All of those papers I wrote to graduate and projects I compiled to get the “real world experience” of being a teacher has rolled into being a basis for my parenting. Except with parenting, I can’t turn in my kids at the end of the school year and hope for a better set of students after Summer break.
Call it a drawback or a blessing, we don’t get a do-over with an all new set of metrics on which to measure our children’s growth handed to us with in-service trainings on how to make the most with a shitty kid or bad situation.
(If you’re not a teacher or don’t know what goes on behind the Teacher’s Lounge door, it’s a mess of bureaucratic mayhem, each school year’s benchmark requirement more ridiculous than the last. Be kind to your kids’ teachers; it really isn’t their fault your kid doesn’t have recess or time to finish eating their lunch.)
What’s the easiest and one of the most effective way I show my kid’s how much they’re loved and respected and thus being perfect children?
This tool in the teacher’s arsenal is the one I thought was the most ridiculous. At the time, I was not yet a parent nor had I stepped foot into an elementary classroom in 15 years. Much like a 12-year-old, I thought I was smarter than the adults.
It didn’t feel natural to tell students, or anyone else for that matter, “Good work looking up that word so quickly,” or “You’re a superstar speller!” It seemed to take too much effort to be specific with what I was complimenting. But hearing, “Good job!” or “I love you!” isn’t enough for kids, or for adults for that matter.
I know you’re asking, “Angie, what the hell are you talking about? I need specific examples!”
You’re with your kids standing in line at Toys R Us for way longer than should be allowed by law. Your kids are being well-behaved, they’re not annoying other people in line, and they’re not begging incessantly for the tub of factory-made cotton candy taunting them.
You think, WOW, my kids are actually behaving, so you tell them, “Good job!”
What exactly are you complimenting? Are you saying, “Good job!” to your kid for standing still for more than 4 seconds or “Good job!” for not actually killing her brother with her bare hands or “Good job!” for not being a pissant and begging for everything in sight?
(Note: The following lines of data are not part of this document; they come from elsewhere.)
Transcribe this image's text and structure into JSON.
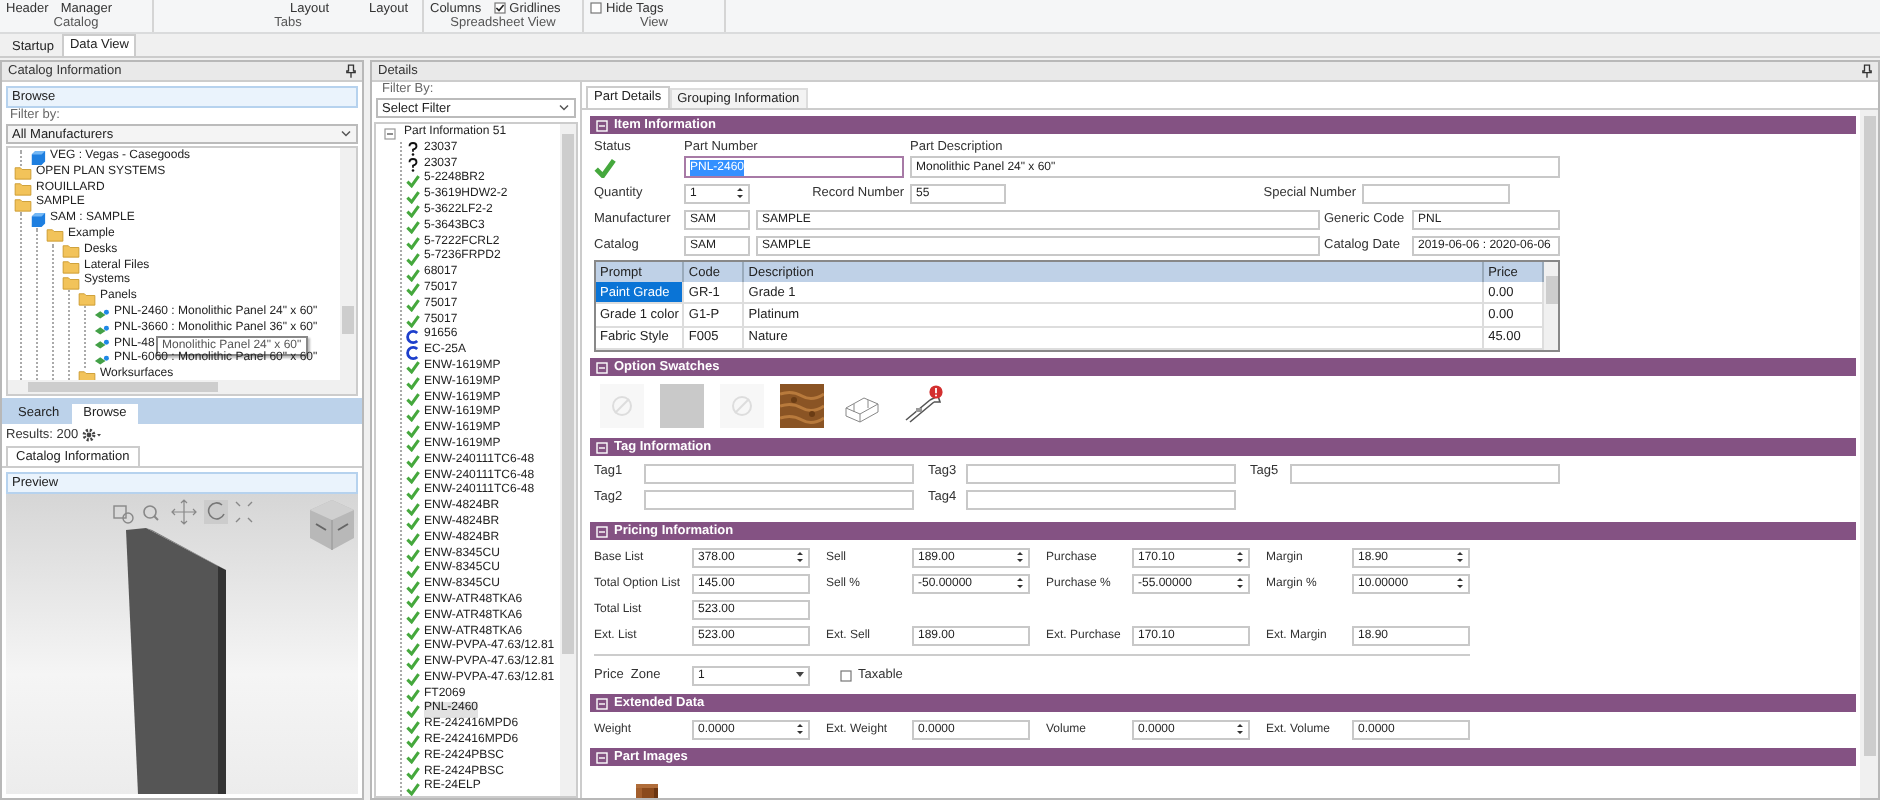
{
  "ribbon": {
    "groups": [
      {
        "label": "Catalog",
        "items": [
          {
            "kind": "button",
            "label": "Header"
          },
          {
            "kind": "button",
            "label": "Manager"
          }
        ]
      },
      {
        "label": "Tabs",
        "items": [
          {
            "kind": "button",
            "label": "Layout"
          },
          {
            "kind": "button",
            "label": "Layout"
          }
        ]
      },
      {
        "label": "Spreadsheet View",
        "items": [
          {
            "kind": "button",
            "label": "Columns"
          },
          {
            "kind": "checkbox",
            "label": "Gridlines",
            "checked": true
          }
        ]
      },
      {
        "label": "View",
        "items": [
          {
            "kind": "checkbox",
            "label": "Hide Tags",
            "checked": false
          }
        ]
      }
    ]
  },
  "doc_tabs": [
    {
      "label": "Startup",
      "selected": false
    },
    {
      "label": "Data View",
      "selected": true
    }
  ],
  "catalog_panel": {
    "title": "Catalog Information",
    "browse_title": "Browse",
    "filter_label": "Filter by:",
    "filter": "All Manufacturers",
    "tree": [
      {
        "children": [
          {
            "label": "VEG : Vegas - Casegoods",
            "kind": "catalog"
          }
        ]
      },
      {
        "label": "OPEN PLAN SYSTEMS",
        "kind": "folder"
      },
      {
        "label": "ROUILLARD",
        "kind": "folder"
      },
      {
        "label": "SAMPLE",
        "kind": "folder",
        "children": [
          {
            "label": "SAM : SAMPLE",
            "kind": "catalog",
            "children": [
              {
                "label": "Example",
                "kind": "folder",
                "children": [
                  {
                    "label": "Desks",
                    "kind": "folder"
                  },
                  {
                    "label": "Lateral Files",
                    "kind": "folder"
                  },
                  {
                    "label": "Systems",
                    "kind": "folder",
                    "children": [
                      {
                        "label": "Panels",
                        "kind": "folder",
                        "children": [
                          {
                            "label": "PNL-2460 : Monolithic Panel 24\" x 60\"",
                            "kind": "part"
                          },
                          {
                            "label": "PNL-3660 : Monolithic Panel 36\" x 60\"",
                            "kind": "part"
                          },
                          {
                            "label": "PNL-48",
                            "kind": "part",
                            "tooltip": "Monolithic Panel 24\" x 60\""
                          },
                          {
                            "label": "PNL-6060 : Monolithic Panel 60\" x 60\"",
                            "kind": "part"
                          }
                        ]
                      },
                      {
                        "label": "Worksurfaces",
                        "kind": "folder"
                      }
                    ]
                  }
                ]
              }
            ]
          }
        ]
      }
    ],
    "tabs": [
      {
        "label": "Search",
        "selected": false
      },
      {
        "label": "Browse",
        "selected": true
      }
    ],
    "results": "Results: 200",
    "info_tab": "Catalog Information",
    "preview_title": "Preview"
  },
  "details_panel": {
    "title": "Details",
    "filter_label": "Filter By:",
    "filter": "Select Filter",
    "parts": {
      "label": "Part Information 51",
      "expanded": true,
      "children": [
        {
          "label": "23037",
          "kind": "unknown",
          "selected": false
        },
        {
          "label": "23037",
          "kind": "unknown",
          "selected": false
        },
        {
          "label": "5-2248BR2",
          "kind": "valid",
          "selected": false
        },
        {
          "label": "5-3619HDW2-2",
          "kind": "valid",
          "selected": false
        },
        {
          "label": "5-3622LF2-2",
          "kind": "valid",
          "selected": false
        },
        {
          "label": "5-3643BC3",
          "kind": "valid",
          "selected": false
        },
        {
          "label": "5-7222FCRL2",
          "kind": "valid",
          "selected": false
        },
        {
          "label": "5-7236FRPD2",
          "kind": "valid",
          "selected": false
        },
        {
          "label": "68017",
          "kind": "valid",
          "selected": false
        },
        {
          "label": "75017",
          "kind": "valid",
          "selected": false
        },
        {
          "label": "75017",
          "kind": "valid",
          "selected": false
        },
        {
          "label": "75017",
          "kind": "valid",
          "selected": false
        },
        {
          "label": "91656",
          "kind": "custom",
          "selected": false
        },
        {
          "label": "EC-25A",
          "kind": "custom",
          "selected": false
        },
        {
          "label": "ENW-1619MP",
          "kind": "valid",
          "selected": false
        },
        {
          "label": "ENW-1619MP",
          "kind": "valid",
          "selected": false
        },
        {
          "label": "ENW-1619MP",
          "kind": "valid",
          "selected": false
        },
        {
          "label": "ENW-1619MP",
          "kind": "valid",
          "selected": false
        },
        {
          "label": "ENW-1619MP",
          "kind": "valid",
          "selected": false
        },
        {
          "label": "ENW-1619MP",
          "kind": "valid",
          "selected": false
        },
        {
          "label": "ENW-240111TC6-48",
          "kind": "valid",
          "selected": false
        },
        {
          "label": "ENW-240111TC6-48",
          "kind": "valid",
          "selected": false
        },
        {
          "label": "ENW-240111TC6-48",
          "kind": "valid",
          "selected": false
        },
        {
          "label": "ENW-4824BR",
          "kind": "valid",
          "selected": false
        },
        {
          "label": "ENW-4824BR",
          "kind": "valid",
          "selected": false
        },
        {
          "label": "ENW-4824BR",
          "kind": "valid",
          "selected": false
        },
        {
          "label": "ENW-8345CU",
          "kind": "valid",
          "selected": false
        },
        {
          "label": "ENW-8345CU",
          "kind": "valid",
          "selected": false
        },
        {
          "label": "ENW-8345CU",
          "kind": "valid",
          "selected": false
        },
        {
          "label": "ENW-ATR48TKA6",
          "kind": "valid",
          "selected": false
        },
        {
          "label": "ENW-ATR48TKA6",
          "kind": "valid",
          "selected": false
        },
        {
          "label": "ENW-ATR48TKA6",
          "kind": "valid",
          "selected": false
        },
        {
          "label": "ENW-PVPA-47.63/12.81",
          "kind": "valid",
          "selected": false
        },
        {
          "label": "ENW-PVPA-47.63/12.81",
          "kind": "valid",
          "selected": false
        },
        {
          "label": "ENW-PVPA-47.63/12.81",
          "kind": "valid",
          "selected": false
        },
        {
          "label": "FT2069",
          "kind": "valid",
          "selected": false
        },
        {
          "label": "PNL-2460",
          "kind": "valid",
          "selected": true
        },
        {
          "label": "RE-242416MPD6",
          "kind": "valid",
          "selected": false
        },
        {
          "label": "RE-242416MPD6",
          "kind": "valid",
          "selected": false
        },
        {
          "label": "RE-2424PBSC",
          "kind": "valid",
          "selected": false
        },
        {
          "label": "RE-2424PBSC",
          "kind": "valid",
          "selected": false
        },
        {
          "label": "RE-24ELP",
          "kind": "valid",
          "selected": false
        }
      ]
    }
  },
  "tabs": [
    {
      "label": "Part Details",
      "selected": true
    },
    {
      "label": "Grouping Information",
      "selected": false
    }
  ],
  "item_information": {
    "title": "Item Information",
    "expanded": true,
    "status": {
      "label": "Status",
      "kind": "valid"
    },
    "part_number": {
      "label": "Part Number",
      "value": "PNL-2460",
      "focused": true
    },
    "part_description": {
      "label": "Part Description",
      "value": "Monolithic Panel 24\" x 60\""
    },
    "quantity": {
      "label": "Quantity",
      "value": "1"
    },
    "record_number": {
      "label": "Record Number",
      "value": "55"
    },
    "special_number": {
      "label": "Special Number"
    },
    "manufacturer": {
      "label": "Manufacturer",
      "code": "SAM",
      "name": "SAMPLE"
    },
    "generic_code": {
      "label": "Generic Code",
      "value": "PNL"
    },
    "catalog": {
      "label": "Catalog",
      "code": "SAM",
      "name": "SAMPLE"
    },
    "catalog_date": {
      "label": "Catalog Date",
      "value": "2019-06-06 : 2020-06-06"
    },
    "options_table": {
      "columns": [
        "Prompt",
        "Code",
        "Description",
        "Price"
      ],
      "rows": [
        {
          "cells": [
            "Paint Grade",
            "GR-1",
            "Grade 1",
            "0.00"
          ],
          "selected": true
        },
        {
          "cells": [
            "Grade 1 color",
            "G1-P",
            "Platinum",
            "0.00"
          ],
          "selected": false
        },
        {
          "cells": [
            "Fabric Style",
            "F005",
            "Nature",
            "45.00"
          ],
          "selected": false
        }
      ]
    }
  },
  "option_swatches": {
    "title": "Option Swatches",
    "expanded": true,
    "swatches": [
      {
        "kind": "blank",
        "warning": false
      },
      {
        "kind": "plain",
        "warning": false
      },
      {
        "kind": "blank",
        "warning": false
      },
      {
        "kind": "wood",
        "warning": false
      },
      {
        "kind": "wire",
        "warning": false
      },
      {
        "kind": "tool",
        "warning": true
      }
    ]
  },
  "tag_information": {
    "title": "Tag Information",
    "expanded": true,
    "tags": [
      {
        "label": "Tag1"
      },
      {
        "label": "Tag3"
      },
      {
        "label": "Tag5"
      },
      {
        "label": "Tag2"
      },
      {
        "label": "Tag4"
      }
    ]
  },
  "pricing_information": {
    "title": "Pricing Information",
    "expanded": true,
    "rows": [
      [
        {
          "label": "Base List",
          "value": "378.00",
          "kind": "spinner"
        },
        {
          "label": "Sell",
          "value": "189.00",
          "kind": "spinner"
        },
        {
          "label": "Purchase",
          "value": "170.10",
          "kind": "spinner"
        },
        {
          "label": "Margin",
          "value": "18.90",
          "kind": "spinner"
        }
      ],
      [
        {
          "label": "Total Option List",
          "value": "145.00",
          "kind": "text"
        },
        {
          "label": "Sell %",
          "value": "-50.00000",
          "kind": "spinner"
        },
        {
          "label": "Purchase %",
          "value": "-55.00000",
          "kind": "spinner"
        },
        {
          "label": "Margin %",
          "value": "10.00000",
          "kind": "spinner"
        }
      ],
      [
        {
          "label": "Total List",
          "value": "523.00",
          "kind": "text"
        }
      ],
      [
        {
          "label": "Ext. List",
          "value": "523.00",
          "kind": "text"
        },
        {
          "label": "Ext. Sell",
          "value": "189.00",
          "kind": "text"
        },
        {
          "label": "Ext. Purchase",
          "value": "170.10",
          "kind": "text"
        },
        {
          "label": "Ext. Margin",
          "value": "18.90",
          "kind": "text"
        }
      ]
    ],
    "price_zone": {
      "label": "Price  Zone",
      "value": "1"
    },
    "taxable": {
      "label": "Taxable",
      "checked": false
    }
  },
  "extended_data": {
    "title": "Extended Data",
    "expanded": true,
    "rows": [
      [
        {
          "label": "Weight",
          "value": "0.0000",
          "kind": "spinner"
        },
        {
          "label": "Ext. Weight",
          "value": "0.0000",
          "kind": "text"
        },
        {
          "label": "Volume",
          "value": "0.0000",
          "kind": "spinner"
        },
        {
          "label": "Ext. Volume",
          "value": "0.0000",
          "kind": "text"
        }
      ]
    ]
  },
  "part_images": {
    "title": "Part Images",
    "expanded": true
  }
}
You see your kids poking one another in the eyeballs.
You think, WOW, my kids are being little jerks, so you tell them, “Stop that!”
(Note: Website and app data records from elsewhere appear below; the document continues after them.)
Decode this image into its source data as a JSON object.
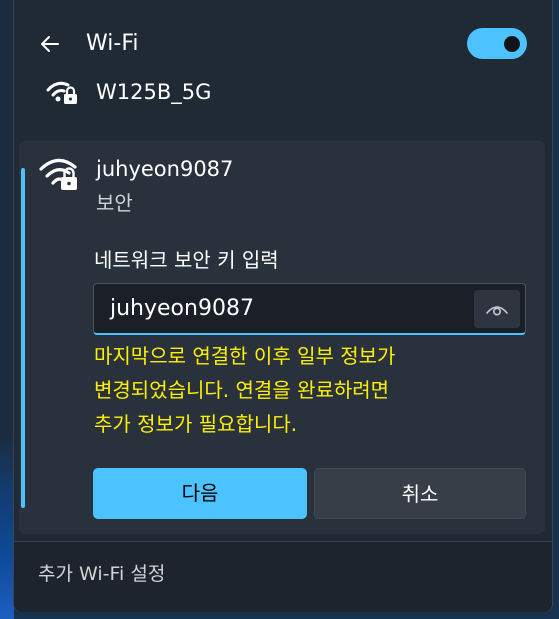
{
  "header": {
    "back_icon": "arrow-left-icon",
    "title": "Wi-Fi",
    "wifi_toggle": "on"
  },
  "networks": {
    "previous": {
      "icon": "wifi-secured-icon",
      "name": "W125B_5G"
    },
    "selected": {
      "icon": "wifi-secured-icon",
      "name": "juhyeon9087",
      "status": "보안",
      "key_label": "네트워크 보안 키 입력",
      "key_value": "juhyeon9087",
      "reveal_icon": "eye-icon",
      "warning_lines": [
        "마지막으로 연결한 이후 일부 정보가",
        "변경되었습니다. 연결을 완료하려면",
        "추가 정보가 필요합니다."
      ],
      "next_label": "다음",
      "cancel_label": "취소"
    }
  },
  "footer": {
    "settings_link": "추가 Wi-Fi 설정"
  },
  "colors": {
    "accent": "#4cc2ff",
    "warning": "#fff000",
    "panel": "#202a35"
  }
}
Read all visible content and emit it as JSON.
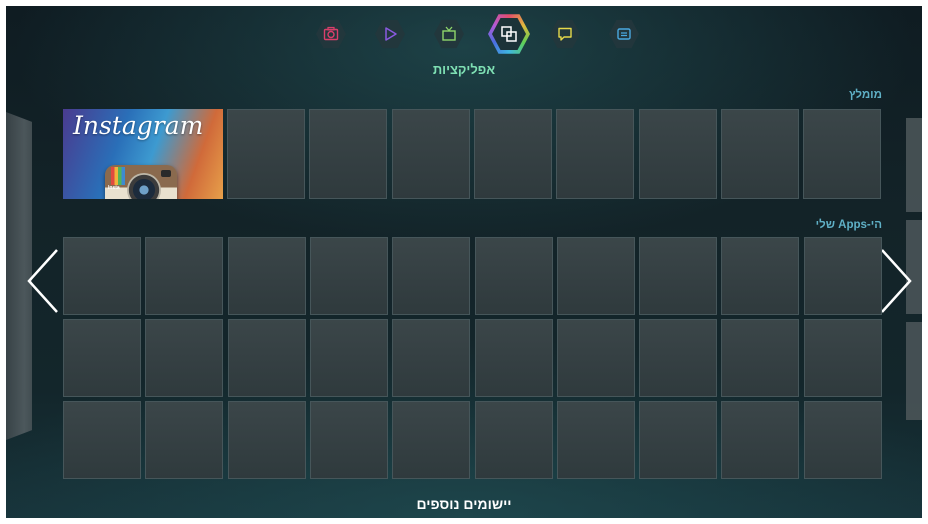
{
  "category_bar": {
    "icons": [
      {
        "name": "photos",
        "icon": "camera-icon",
        "color": "#d93f6b"
      },
      {
        "name": "videos",
        "icon": "play-icon",
        "color": "#8a5ae0"
      },
      {
        "name": "tv",
        "icon": "tv-icon",
        "color": "#8ed56b"
      },
      {
        "name": "apps",
        "icon": "apps-icon",
        "color": "#ffffff",
        "active": true
      },
      {
        "name": "social",
        "icon": "chat-icon",
        "color": "#e6d84a"
      },
      {
        "name": "info",
        "icon": "panel-icon",
        "color": "#4aa8e0"
      }
    ]
  },
  "page": {
    "title": "אפליקציות",
    "footer_button": "יישומים נוספים"
  },
  "sections": {
    "recommended": {
      "label": "מומלץ",
      "featured_app": {
        "name": "Instagram",
        "logo_text": "Instagram",
        "badge": "Insta"
      },
      "empty_tile_count": 8
    },
    "my_apps": {
      "label": "הי-Apps שלי",
      "rows": 3,
      "columns": 10
    }
  },
  "colors": {
    "accent_title": "#7fe0b4",
    "section_label": "#5fb0c6",
    "background": "#132328"
  }
}
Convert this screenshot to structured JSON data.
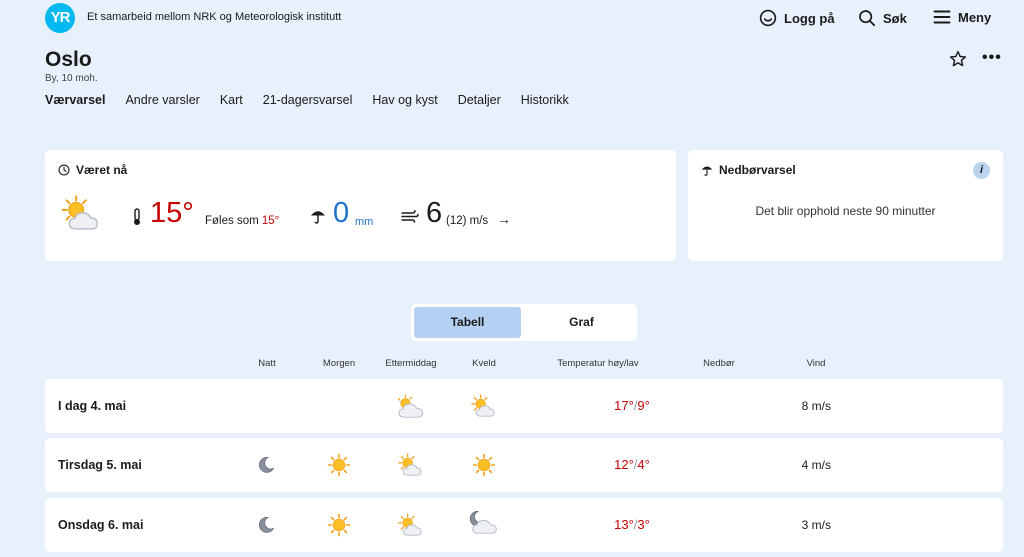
{
  "header": {
    "logo_text": "YR",
    "tagline": "Et samarbeid mellom NRK og Meteorologisk institutt",
    "login_label": "Logg på",
    "search_label": "Søk",
    "menu_label": "Meny"
  },
  "place": {
    "name": "Oslo",
    "subtitle": "By, 10 moh.",
    "more_label": "•••"
  },
  "tabs": [
    {
      "label": "Værvarsel",
      "active": true
    },
    {
      "label": "Andre varsler",
      "active": false
    },
    {
      "label": "Kart",
      "active": false
    },
    {
      "label": "21-dagersvarsel",
      "active": false
    },
    {
      "label": "Hav og kyst",
      "active": false
    },
    {
      "label": "Detaljer",
      "active": false
    },
    {
      "label": "Historikk",
      "active": false
    }
  ],
  "now": {
    "title": "Været nå",
    "icon": "partly-cloudy-icon",
    "temperature": "15°",
    "feels_like_label": "Føles som",
    "feels_like_value": "15°",
    "precipitation": "0",
    "precipitation_unit": "mm",
    "wind": "6",
    "wind_gust": "(12) m/s",
    "wind_arrow": "→"
  },
  "precip_forecast": {
    "title": "Nedbørvarsel",
    "info": "i",
    "message": "Det blir opphold neste 90 minutter"
  },
  "toggle": {
    "table_label": "Tabell",
    "graph_label": "Graf",
    "selected": "Tabell"
  },
  "table": {
    "headers": {
      "night": "Natt",
      "morning": "Morgen",
      "afternoon": "Ettermiddag",
      "evening": "Kveld",
      "temp": "Temperatur høy/lav",
      "precip": "Nedbør",
      "wind": "Vind"
    },
    "rows": [
      {
        "label": "I dag 4. mai",
        "night": "",
        "morning": "",
        "afternoon": "cloud-sun-icon",
        "evening": "partly-cloudy-icon",
        "high": "17°",
        "low": "9°",
        "wind": "8 m/s"
      },
      {
        "label": "Tirsdag 5. mai",
        "night": "moon-icon",
        "morning": "sun-icon",
        "afternoon": "partly-cloudy-icon",
        "evening": "sun-icon",
        "high": "12°",
        "low": "4°",
        "wind": "4 m/s"
      },
      {
        "label": "Onsdag 6. mai",
        "night": "moon-icon",
        "morning": "sun-icon",
        "afternoon": "partly-cloudy-icon",
        "evening": "cloud-moon-icon",
        "high": "13°",
        "low": "3°",
        "wind": "3 m/s"
      }
    ]
  },
  "colors": {
    "background": "#e8f0fb",
    "warm_temp": "#c60000",
    "rain": "#1e72c9",
    "accent": "#00b9f1",
    "toggle_selected": "#b4d1f3"
  }
}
Tell them specifically what you’re complimenting or correcting. Otherwise, they won’t know exactly what you’re telling them you appreciate.
They could have just been stuffing their pockets with candy when you weren’t looking, and hearing “Good job!” from you could mean you complimented their ability to shoplift.
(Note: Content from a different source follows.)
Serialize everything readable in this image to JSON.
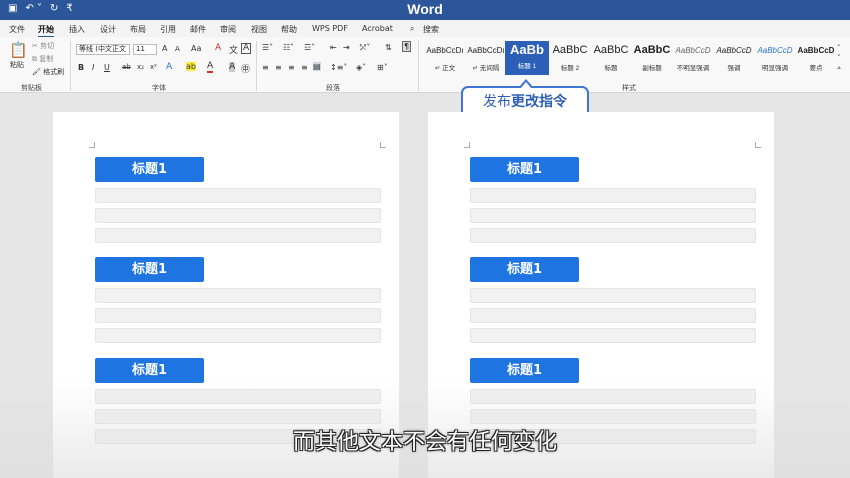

They could have just been digging out sleep boogers from one another’s eyes. Now you’ve just told your kid not to take care of his sister, so when she thinks of a career as a stripper, your son won’t think to take care of his sister, so she ends up as an escort, stuck in a life of crime just like in the movies.
Good job on raising your kids to be thieves, MOM. Your lack of specificity has just set up your kids for a future in the penal system, and not the good kind.
The penal system is a bad, bad place for your kids to end up. Without specific praise or specific corrections, your kids are doomed to be featured on Lockup: Raw.
You’ll pretty much have to thank me at your kids’ college graduations.
Here’s a simple photographic example of my kids doing wrong (and right) as seen on Shit My Kids Ruined.
Stay tuned for more in my series on how to raise perfect children.
1. Specific Praise
2. “You is important.”
3. Positive Correction
4. Let Them Eavesdrop
5. Believe Them (to a point)
(Subject to change if/when I think of anything better or if I get suggestions. Also, this series subject to end at any point if I forget or get bored with my lessons.)